Inclusiveness: Building Stronger Connections

Many people who find themselves drawn to working with youth do so because they had a positive experience with an adult role model during their own childhood. Others enter youth work because they want to be that person -- the one they needed growing up. More often than not, youth workers are able to see themselves in the young people they work with.

But what happens when they don't?

The ability to connect is one of the strongest "superpowers" any youth worker has. And just like Superman, there is a "kryptonite" that can undermine that power. Unfortunately, any of us can carry it unwittingly.

Bias, a tendency to believe that some people or cultures are better than others, can result in our treating some people unfairly. Bias can present itself in many forms -- usually when we are in the presence of a person or practice that is unfamiliar to us, or that we were taught to fear. We can find ourselves more judgmental or disconnected from people whenever we assess them, often unconsciously, as somehow "other." Regrettably, if left unchecked, even the smallest bias can deeply impact the relationship with a young person.

In youth work, we must also deal with the biases of the young people we are working with. It's on us to create safe, inclusive environments for our work with youth.
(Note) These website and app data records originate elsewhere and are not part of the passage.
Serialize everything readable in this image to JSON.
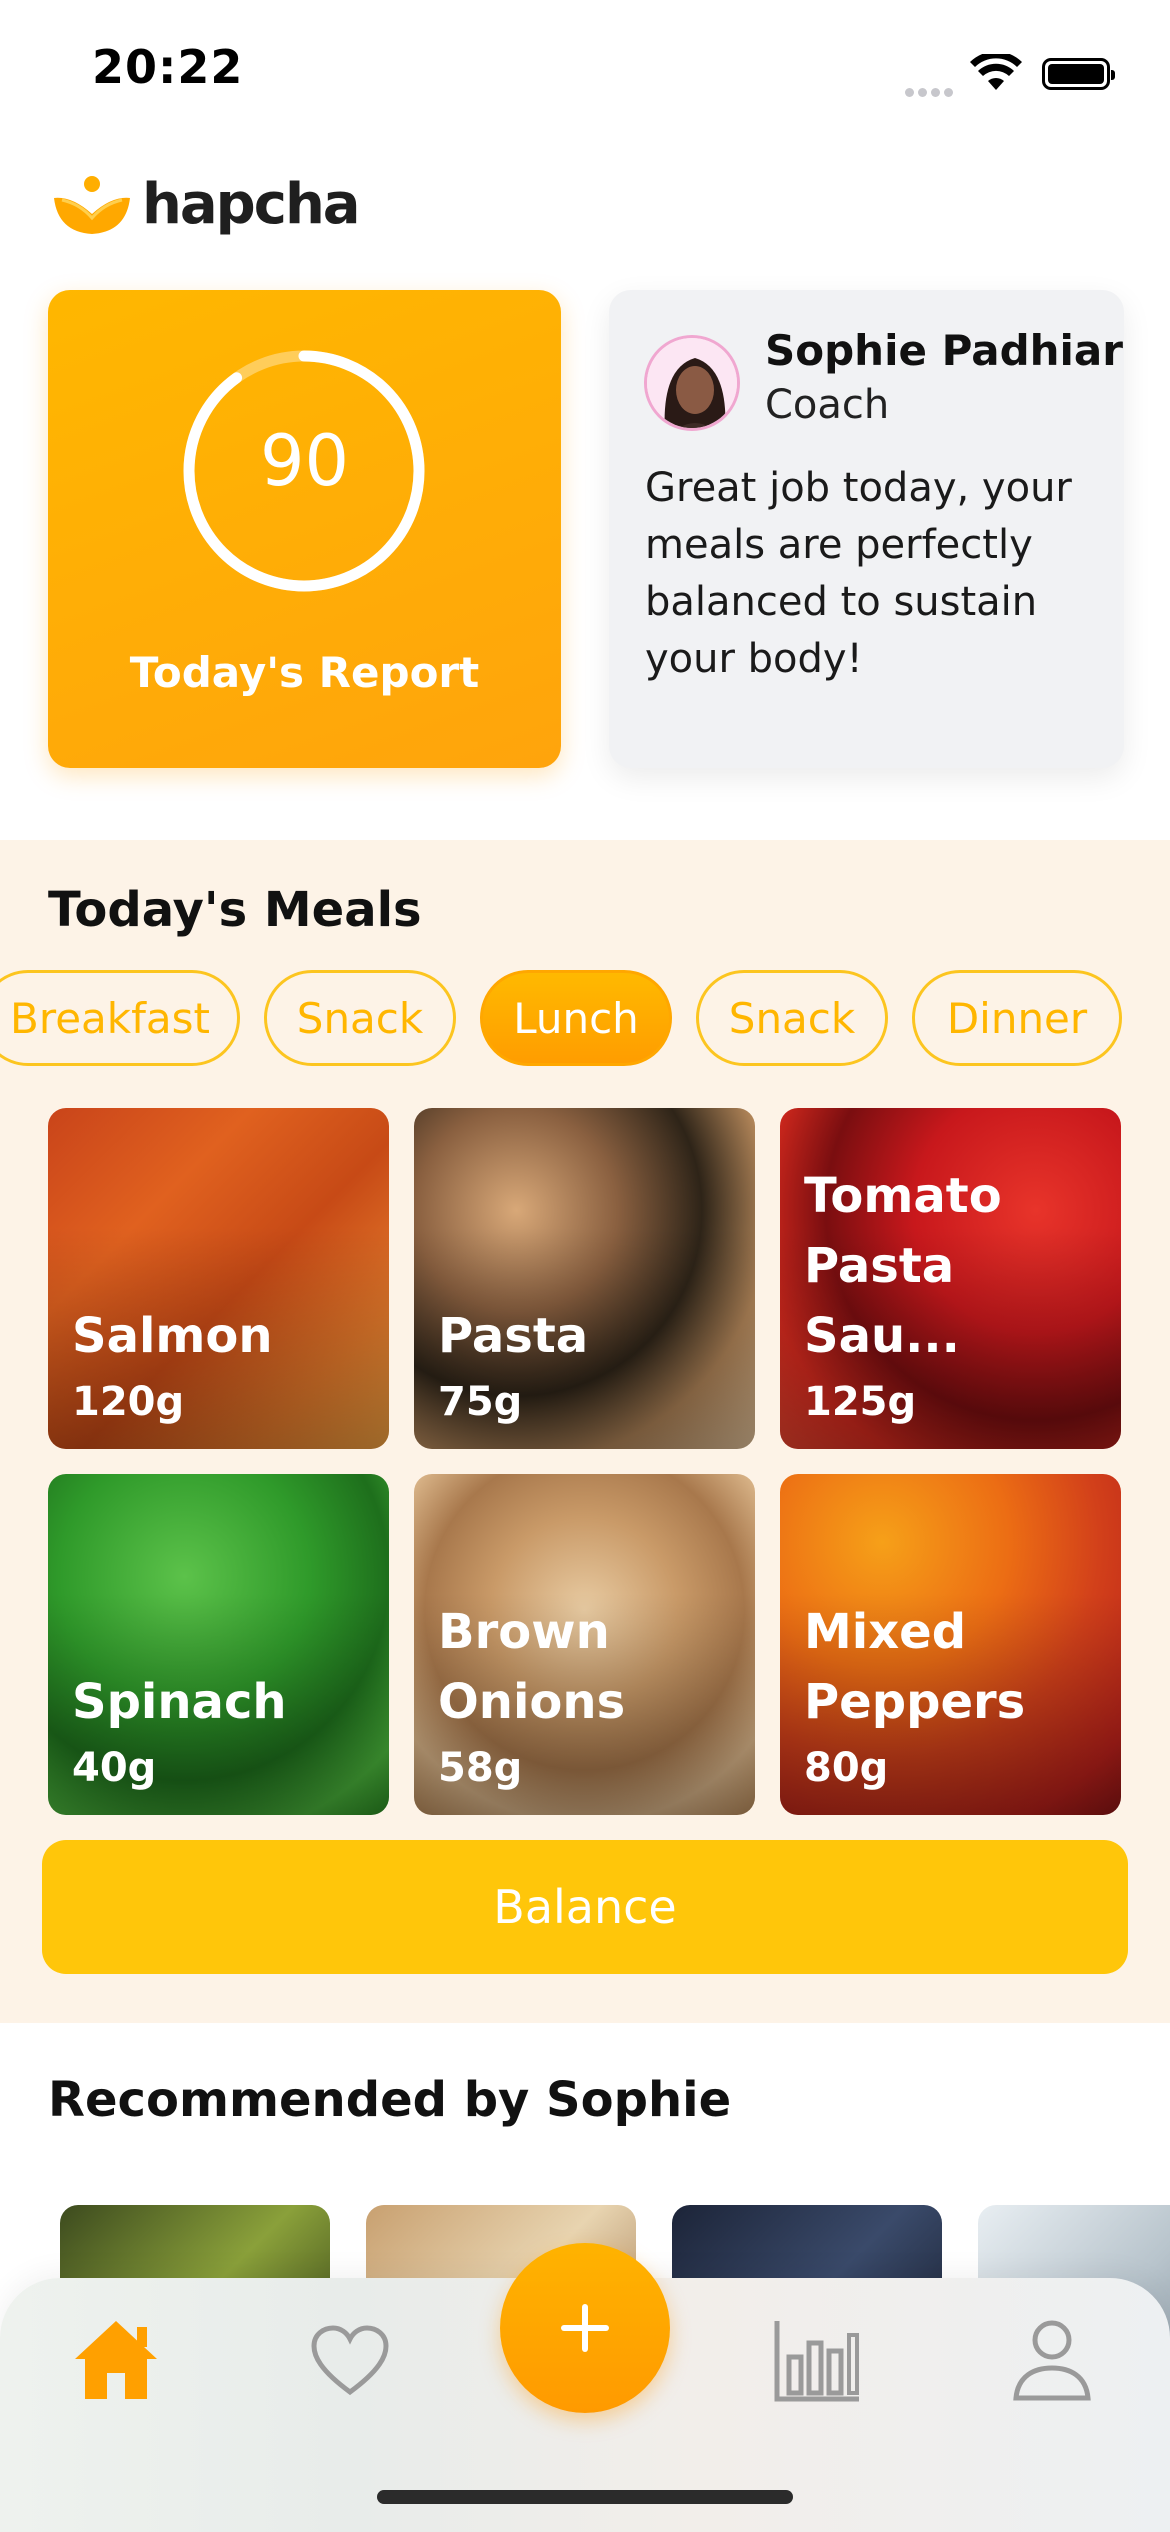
{
  "status_bar": {
    "time": "20:22"
  },
  "brand": {
    "name": "hapcha",
    "accent": "#FFA800"
  },
  "report": {
    "score": "90",
    "label": "Today's Report",
    "progress": 0.9
  },
  "coach": {
    "name": "Sophie Padhiar",
    "role": "Coach",
    "message": "Great job today, your meals are perfectly balanced to sustain your body!"
  },
  "meals": {
    "title": "Today's Meals",
    "tabs": [
      {
        "label": "Breakfast",
        "active": false
      },
      {
        "label": "Snack",
        "active": false
      },
      {
        "label": "Lunch",
        "active": true
      },
      {
        "label": "Snack",
        "active": false
      },
      {
        "label": "Dinner",
        "active": false
      }
    ],
    "items": [
      {
        "name": "Salmon",
        "weight": "120g"
      },
      {
        "name": "Pasta",
        "weight": "75g"
      },
      {
        "name": "Tomato Pasta Sau...",
        "weight": "125g"
      },
      {
        "name": "Spinach",
        "weight": "40g"
      },
      {
        "name": "Brown Onions",
        "weight": "58g"
      },
      {
        "name": "Mixed Peppers",
        "weight": "80g"
      }
    ],
    "balance_label": "Balance"
  },
  "recommended": {
    "title": "Recommended by Sophie"
  },
  "tabbar": {
    "items": [
      {
        "icon": "home-icon",
        "active": true
      },
      {
        "icon": "heart-icon",
        "active": false
      },
      {
        "icon": "plus-icon",
        "active": false
      },
      {
        "icon": "chart-icon",
        "active": false
      },
      {
        "icon": "profile-icon",
        "active": false
      }
    ]
  }
}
Cultural competence, which Child Trends defines as "the ability to work and respond in a manner that acknowledges and respects individuals' culturally-based beliefs, attitudes, behaviors, and customs," is a quality that youth work professionals can continually develop. On this page, we offer resources to help professionals assess their own biases, address bias and inclusion in programming and classrooms, and create inclusive environments.

Assessing and Addressing Our Own Biases

An honest assessment of our own biases is an excellent place to start.

This page links to a range of tools and documents for self -- and organizational -- assessment. National Center for Cultural Competence.

Project Implicit
Project Implicit offers implicit-association tests (IAT) that can reveal unconscious bias across a range of dimensions. Tests can be taken anonymously at your computer. Registration is required. Harvard University.

Hidden Biases: Is this a concern for youth work professionals?
Based on the work of Mahzarin Banaji and colleagues at Harvard University, this webinar introduces hidden biases and automatic thinking that can affect the way we work with youth and with each other. View the slides here (PDF). ACT for Youth.

Four Ways Teachers Can Reduce Implicit Bias
In this article, the author briefly discusses racial/cultural bias in education, then turns to ways educators can actively fight bias in themselves and treat all of their students with dignity and care. Greater Good Magazine.

Addressing Bias

Simply saying "Don't say that!" does not address the root of any biased remark. Instead of explaining to a student or co-worker why their words could be hurtful, it teaches them to not say those words in front of you. Addressing bias is not an easy task -- but it can be done. And just like building any other skill, it has to be practiced.

Anti-Bias Tools & Strategies for Educators
These resources provide a wide range of tips, tools, strategies, and lessons for educators, administrators, students, and family members to promote safe, respectful, and inclusive learning environments. Anti-Defamation League.

Helping Youth Resist Bias and Hate
This activity guide will help educators provide young adolescents with the tools and strategies needed to understand the value of diversity and to develop positive, fair, and non-violent relationships. Partners Against Hate.

Creating Inclusive Environments

Conceptual Frameworks / Models, Guiding Values and Principles
The definition and framework provided here will be especially useful to organizations that serve the public. National Center for Cultural Competence.

Enhancing Cultural Competence in Out-of-School Time Programs
This brief addresses the elements of cultural competence and provides suggestions for personal development and program activities. Child Trends.

Resources to Promote Belonging and Inclusion
The Afterschool Alliance, Every Hour Counts, and the National AfterSchool Association compiled this resource guide to help after-school and summer-learning providers fight hate and promote love in their communities.

Inclusion Tool Kit for After School Programs
This handbook aids programs seeking to create an inclusive environment for youth with special needs. Special Needs Inclusion Project.

9 Guidelines for Disability Inclusion
The Guidelines for Disability Inclusion can be used by any organization to ensure program initiatives and policies in the areas of physical activity, nutrition, and obesity are appropriate and accessible for people with disability. An implementation manual is also available. Commit to Inclusion.

Disability-Inclusive Youth Programs
This tip sheet provides seven strategies for intentionally including youth with disabilities in your programs.

LGBTQ Inclusion in Youth Program Environments
In this article, L. Maurer outlines strategies for making program environments more inclusive to lesbian, gay, bisexual, transgender, and queer/questioning youth. ACT for Youth.

Six Easy Steps Towards Gender Inclusive Practice
These steps are part of an extensive list of education resources from GenderSpectrum.

Activities and Lesson Plans

Social Awareness
On this page of the Social and Emotional Learning Toolkit, we connect to resources for teaching empathy and creating inclusive and safe environments. ACT for Youth.

Teaching Tolerance: Classroom Resources
This database of classroom resources, which can be searched by grade level and topic, offers a range of anti-bias activities. Southern Poverty Law Center.

Diversity Activities Resource Guide
This handbook contains ice breakers as well as activities to promote self-awareness and understanding of stereotypes.